▶ **DIRECTIONS**
Make an exact copy of the data below, leaving out every picture.

▶ **Stored data**
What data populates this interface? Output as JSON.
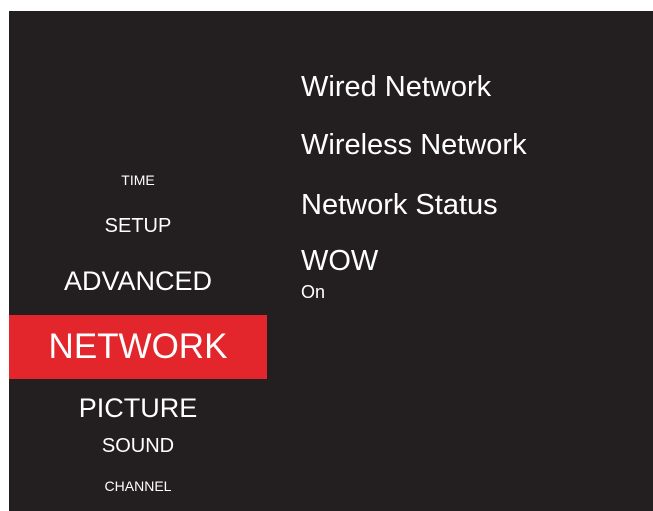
{
  "colors": {
    "background": "#231f20",
    "text": "#ffffff",
    "selected_highlight": "#e3262c"
  },
  "left_menu": {
    "items": [
      {
        "label": "TIME"
      },
      {
        "label": "SETUP"
      },
      {
        "label": "ADVANCED"
      },
      {
        "label": "NETWORK",
        "selected": true
      },
      {
        "label": "PICTURE"
      },
      {
        "label": "SOUND"
      },
      {
        "label": "CHANNEL"
      }
    ]
  },
  "network_menu": {
    "items": [
      {
        "label": "Wired Network"
      },
      {
        "label": "Wireless Network"
      },
      {
        "label": "Network Status"
      },
      {
        "label": "WOW",
        "value": "On"
      }
    ]
  }
}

▶ **SOLUTION FOR THIS EXERCISE**
What data populates this interface? Output as JSON.
{
  "colors": {
    "background": "#231f20",
    "text": "#ffffff",
    "selected_highlight": "#e3262c"
  },
  "left_menu": {
    "items": [
      {
        "label": "TIME"
      },
      {
        "label": "SETUP"
      },
      {
        "label": "ADVANCED"
      },
      {
        "label": "NETWORK",
        "selected": true
      },
      {
        "label": "PICTURE"
      },
      {
        "label": "SOUND"
      },
      {
        "label": "CHANNEL"
      }
    ]
  },
  "network_menu": {
    "items": [
      {
        "label": "Wired Network"
      },
      {
        "label": "Wireless Network"
      },
      {
        "label": "Network Status"
      },
      {
        "label": "WOW",
        "value": "On"
      }
    ]
  }
}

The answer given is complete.